For much of his life, Ken Belford has lived in the north, in the pristine region of the headwaters of the Nass River. His careful (de)compositions disclose the land as a complex living organism, articulate the names of it, see the whole of it. Yet the landscape of these poems is not a matter of latitude and longitude, but that unroaded place which begins at the edge of the rancher’s field, wherever that boundary is, and looks back at “civilization” with a vision and a voice that is unique and new. These poems catch their readers up in a surprising social engagement that is at once larger and other than the consumer discourse of trade and ownership.

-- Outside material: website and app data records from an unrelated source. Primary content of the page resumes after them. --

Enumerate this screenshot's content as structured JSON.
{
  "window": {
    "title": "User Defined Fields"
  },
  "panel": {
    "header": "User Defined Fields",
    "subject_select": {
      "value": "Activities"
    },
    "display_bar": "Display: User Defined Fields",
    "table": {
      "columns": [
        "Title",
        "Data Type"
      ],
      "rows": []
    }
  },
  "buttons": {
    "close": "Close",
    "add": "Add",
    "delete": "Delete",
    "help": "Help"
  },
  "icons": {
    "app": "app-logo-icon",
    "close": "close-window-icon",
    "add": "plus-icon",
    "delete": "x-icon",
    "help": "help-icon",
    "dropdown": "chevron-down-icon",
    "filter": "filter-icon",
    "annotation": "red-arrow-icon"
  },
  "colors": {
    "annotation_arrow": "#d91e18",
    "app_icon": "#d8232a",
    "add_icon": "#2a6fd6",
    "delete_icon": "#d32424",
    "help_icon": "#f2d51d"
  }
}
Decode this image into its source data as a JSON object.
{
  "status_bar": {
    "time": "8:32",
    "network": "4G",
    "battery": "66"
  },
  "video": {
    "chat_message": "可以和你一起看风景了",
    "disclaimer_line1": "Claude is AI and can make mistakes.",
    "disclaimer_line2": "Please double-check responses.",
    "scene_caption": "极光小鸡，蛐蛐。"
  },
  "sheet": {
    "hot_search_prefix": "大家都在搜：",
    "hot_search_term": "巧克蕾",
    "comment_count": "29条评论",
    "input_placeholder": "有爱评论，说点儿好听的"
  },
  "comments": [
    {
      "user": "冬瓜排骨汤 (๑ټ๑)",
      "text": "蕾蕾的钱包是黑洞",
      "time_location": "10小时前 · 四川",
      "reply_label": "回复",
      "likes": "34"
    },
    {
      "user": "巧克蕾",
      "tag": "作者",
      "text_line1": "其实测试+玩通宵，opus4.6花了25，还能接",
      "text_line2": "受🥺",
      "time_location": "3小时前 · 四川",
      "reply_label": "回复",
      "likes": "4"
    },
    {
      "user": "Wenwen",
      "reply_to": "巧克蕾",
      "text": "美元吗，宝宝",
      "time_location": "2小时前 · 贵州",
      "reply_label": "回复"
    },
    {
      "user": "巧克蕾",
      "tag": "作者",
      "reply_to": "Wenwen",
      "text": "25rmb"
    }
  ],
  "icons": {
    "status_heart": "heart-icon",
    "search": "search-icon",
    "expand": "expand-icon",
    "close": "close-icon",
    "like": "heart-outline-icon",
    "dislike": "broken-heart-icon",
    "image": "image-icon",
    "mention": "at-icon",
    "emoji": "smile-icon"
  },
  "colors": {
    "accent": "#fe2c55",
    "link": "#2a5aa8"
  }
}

The construction of the lyric in contemporary poetry is most often grounded in a gaze from shelter, out onto a common field that is captured, and thus appropriated—an “aboutism” or constructed estrangement of the other that is challenged by these decompositions of that sheltered and privileged “I.” For Belford, poetry is a social process that explores linguistic and political particulars from a gaze that is opposite to the shelters of convention, the academy, the city, or the south. It is a writing that rules out the anticipation and doubt of traditional narrative. These are not safe poems, they resist more than they assure.

While Belford’s self-taught language of subsistence isn’t aligned with the well-worn ancestral narratives of our forefathers, its sub-text remains rooted in questions of both origin and evolution, foregrounding a consciousness informed by the latest recognitions of science and technology. Uncolonized spaces are represented here not as a return to a golden age, but as bright openings to our undisclosed future.

Available in April 2010.